(Collection entries)

━━━━

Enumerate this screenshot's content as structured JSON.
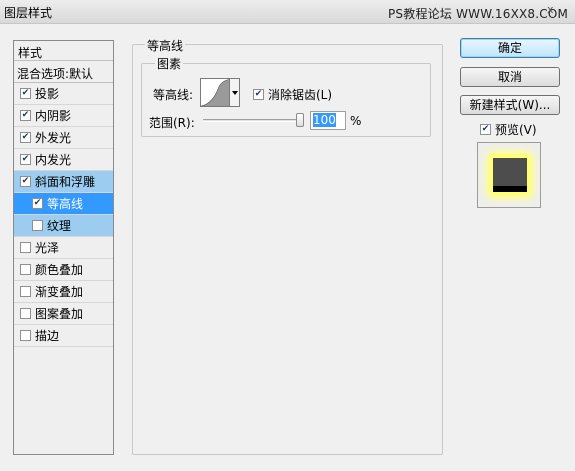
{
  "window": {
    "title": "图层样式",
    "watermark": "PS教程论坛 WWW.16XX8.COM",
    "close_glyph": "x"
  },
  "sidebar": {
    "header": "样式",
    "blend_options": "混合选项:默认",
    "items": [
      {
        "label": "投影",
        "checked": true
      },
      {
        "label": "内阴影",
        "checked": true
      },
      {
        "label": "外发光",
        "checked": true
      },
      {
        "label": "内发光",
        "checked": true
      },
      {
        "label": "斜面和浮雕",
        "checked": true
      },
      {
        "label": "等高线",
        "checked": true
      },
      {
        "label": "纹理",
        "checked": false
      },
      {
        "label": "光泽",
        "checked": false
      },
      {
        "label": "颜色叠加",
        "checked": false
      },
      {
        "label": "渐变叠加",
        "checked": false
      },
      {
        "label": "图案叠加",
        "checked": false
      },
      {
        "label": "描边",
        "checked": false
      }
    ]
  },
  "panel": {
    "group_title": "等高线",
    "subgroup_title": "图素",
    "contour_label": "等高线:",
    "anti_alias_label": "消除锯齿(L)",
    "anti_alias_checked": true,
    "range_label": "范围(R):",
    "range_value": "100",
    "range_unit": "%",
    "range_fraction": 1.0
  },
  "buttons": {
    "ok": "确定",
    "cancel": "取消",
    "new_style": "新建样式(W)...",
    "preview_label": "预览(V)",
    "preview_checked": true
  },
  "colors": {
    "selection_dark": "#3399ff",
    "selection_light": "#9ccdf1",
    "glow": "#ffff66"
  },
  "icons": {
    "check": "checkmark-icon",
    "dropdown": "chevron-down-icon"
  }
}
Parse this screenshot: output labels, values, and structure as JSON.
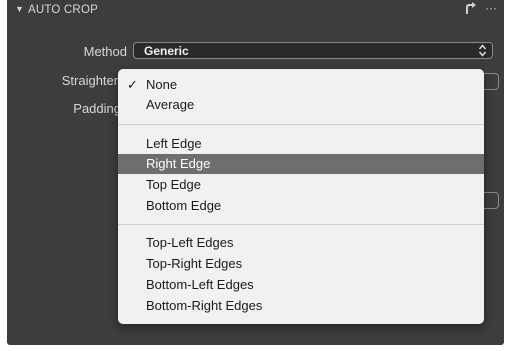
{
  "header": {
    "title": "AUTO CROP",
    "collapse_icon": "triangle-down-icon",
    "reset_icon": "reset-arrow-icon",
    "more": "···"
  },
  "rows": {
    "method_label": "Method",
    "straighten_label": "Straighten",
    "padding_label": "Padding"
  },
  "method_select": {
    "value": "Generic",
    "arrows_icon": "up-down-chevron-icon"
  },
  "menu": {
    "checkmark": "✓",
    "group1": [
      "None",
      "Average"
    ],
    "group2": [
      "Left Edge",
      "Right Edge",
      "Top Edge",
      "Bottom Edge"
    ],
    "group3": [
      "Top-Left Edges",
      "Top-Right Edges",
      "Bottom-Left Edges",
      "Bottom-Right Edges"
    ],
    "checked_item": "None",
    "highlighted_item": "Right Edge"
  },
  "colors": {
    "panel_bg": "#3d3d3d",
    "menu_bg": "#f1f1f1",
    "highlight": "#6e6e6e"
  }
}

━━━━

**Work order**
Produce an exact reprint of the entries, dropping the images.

**Response**
Enumerate this screenshot's content as structured JSON.
{
  "window": {
    "title": "图层样式",
    "watermark": "PS教程论坛 WWW.16XX8.COM",
    "close_glyph": "x"
  },
  "sidebar": {
    "header": "样式",
    "blend_options": "混合选项:默认",
    "items": [
      {
        "label": "投影",
        "checked": true
      },
      {
        "label": "内阴影",
        "checked": true
      },
      {
        "label": "外发光",
        "checked": true
      },
      {
        "label": "内发光",
        "checked": true
      },
      {
        "label": "斜面和浮雕",
        "checked": true
      },
      {
        "label": "等高线",
        "checked": true
      },
      {
        "label": "纹理",
        "checked": false
      },
      {
        "label": "光泽",
        "checked": false
      },
      {
        "label": "颜色叠加",
        "checked": false
      },
      {
        "label": "渐变叠加",
        "checked": false
      },
      {
        "label": "图案叠加",
        "checked": false
      },
      {
        "label": "描边",
        "checked": false
      }
    ]
  },
  "panel": {
    "group_title": "等高线",
    "subgroup_title": "图素",
    "contour_label": "等高线:",
    "anti_alias_label": "消除锯齿(L)",
    "anti_alias_checked": true,
    "range_label": "范围(R):",
    "range_value": "100",
    "range_unit": "%",
    "range_fraction": 1.0
  },
  "buttons": {
    "ok": "确定",
    "cancel": "取消",
    "new_style": "新建样式(W)...",
    "preview_label": "预览(V)",
    "preview_checked": true
  },
  "colors": {
    "selection_dark": "#3399ff",
    "selection_light": "#9ccdf1",
    "glow": "#ffff66"
  },
  "icons": {
    "check": "checkmark-icon",
    "dropdown": "chevron-down-icon"
  }
}
Parse this screenshot: output labels, values, and structure as JSON.
{
  "header": {
    "title": "AUTO CROP",
    "collapse_icon": "triangle-down-icon",
    "reset_icon": "reset-arrow-icon",
    "more": "···"
  },
  "rows": {
    "method_label": "Method",
    "straighten_label": "Straighten",
    "padding_label": "Padding"
  },
  "method_select": {
    "value": "Generic",
    "arrows_icon": "up-down-chevron-icon"
  },
  "menu": {
    "checkmark": "✓",
    "group1": [
      "None",
      "Average"
    ],
    "group2": [
      "Left Edge",
      "Right Edge",
      "Top Edge",
      "Bottom Edge"
    ],
    "group3": [
      "Top-Left Edges",
      "Top-Right Edges",
      "Bottom-Left Edges",
      "Bottom-Right Edges"
    ],
    "checked_item": "None",
    "highlighted_item": "Right Edge"
  },
  "colors": {
    "panel_bg": "#3d3d3d",
    "menu_bg": "#f1f1f1",
    "highlight": "#6e6e6e"
  }
}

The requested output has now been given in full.